Our 1TB unit was formatted using the ExFAT file system with 931.51GB of usable space. If you intend to use Time Machine to backup on Mac, you will need to reformat or partition it. We would have liked hardware or software encryption, but it’s not a native feature.
We ran our tests using our standard test bench built from an AMD Ryzen 7 2700X CPU, a Gigabyte Aorus X470 Gaming 7 Wifi motherboard, 2x8GB G.skill DDR4 RAM, a 1TB Samsung SSD 860 Evo boot drive, a Sapphire Nitro+ Radeon. RX 590 graphics card, and a Corsair RM650 power supply.
CrystalDiskmark actually showed us a score that technically surpassed Seagate’s claim of 400 Mbps by a fair margin. Sequential read and write speeds measured 439.7MBps and 309.9MBps, respectively. Of course this best-case scenario represents usage situations. A more accurate stat to consider is the drive’s random read and write speeds, which were 136.6 Mbps and 21.94 Mbps, respectively.
That’s actually great performance, compared to some similarly priced portable SSDs we’ve seen recently, like the WD My Passport Go and the Adata SD600Q. Keep in mind that these figures may not be the same for the 500GB version.
The Anvil performance benchmarks reported 1,218.89 and 453.46 reads and writes, respectively, for a total of 1,672.36. It matches the same pattern, the performance is much stronger when it comes to read than write.
Overall, we like the Seagate One Touch SSD. It’s quite portable and looks good, and the performance is pretty strong too. However, we can’t really understand the decision not to use USB Type-C. It seems as though Seagate is targeting mainstream users, who may be ready to upgrade from a spinning hard drive with its otherwise premium status.
The Samsung SSD T5 is still better in terms of sheer performance, and Seagate even offers its own fast SSD model if that’s your priority. Both these options use USB Type-C and come with Type-A as well as Type-C cables. They are also not very expensive.
The Seagate One Touch SSD is currently priced quite well, especially the 1TB model that sells online for under Rs. 10,000 (although prices seem to fluctuate significantly). There’s also a slightly lower-priced model called the Seagate Expansion SSD that doesn’t bundle Fabric Design Touch or the software, but is rated for speeds of 400 Mbps.

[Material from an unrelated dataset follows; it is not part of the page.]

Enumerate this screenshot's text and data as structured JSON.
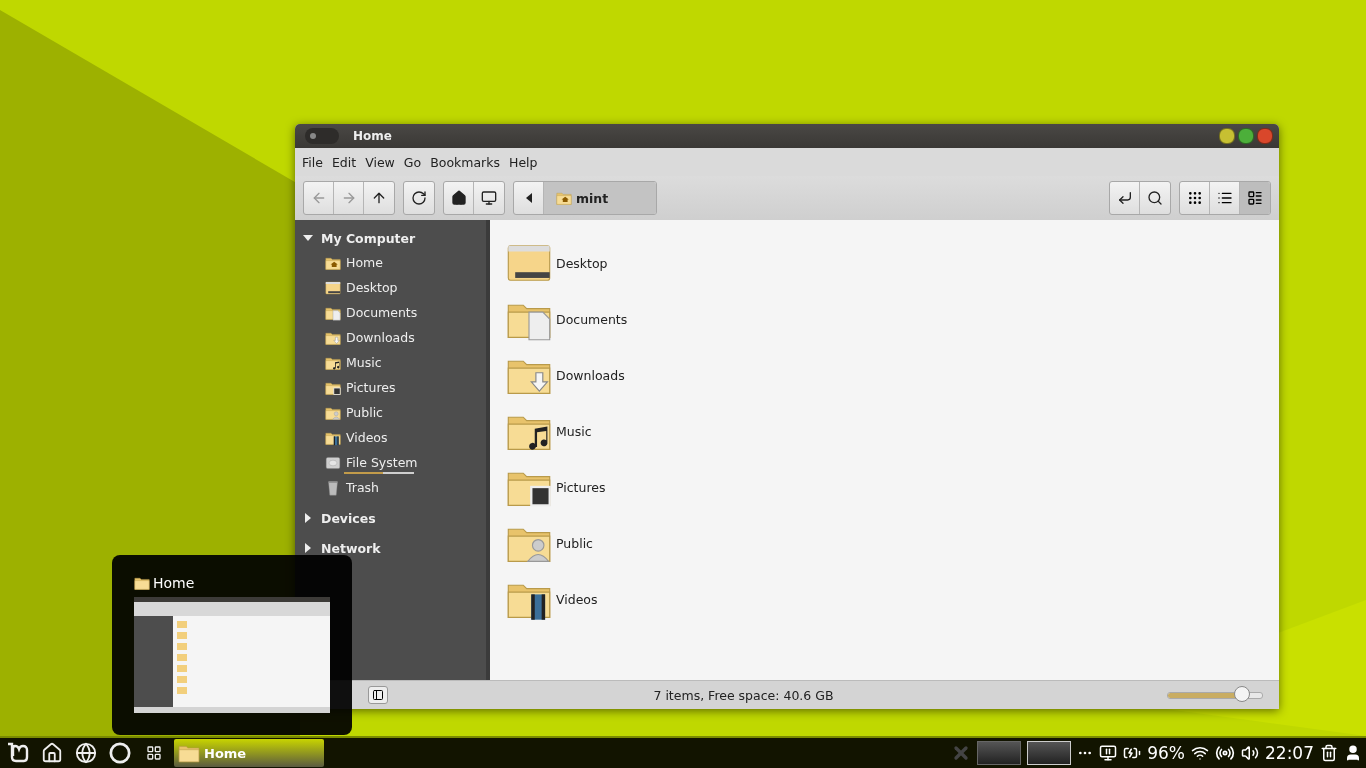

Price (MOP): Rupee. Rupee. 6,799 (500GB); Rupee. 9,350 (1 TB)
- useful software bundle
- compact and stylish
- good performance
- Micro-USB plug and cable; no type-c adapter
- Display: 4
- Value for money: 4
- Overall: 4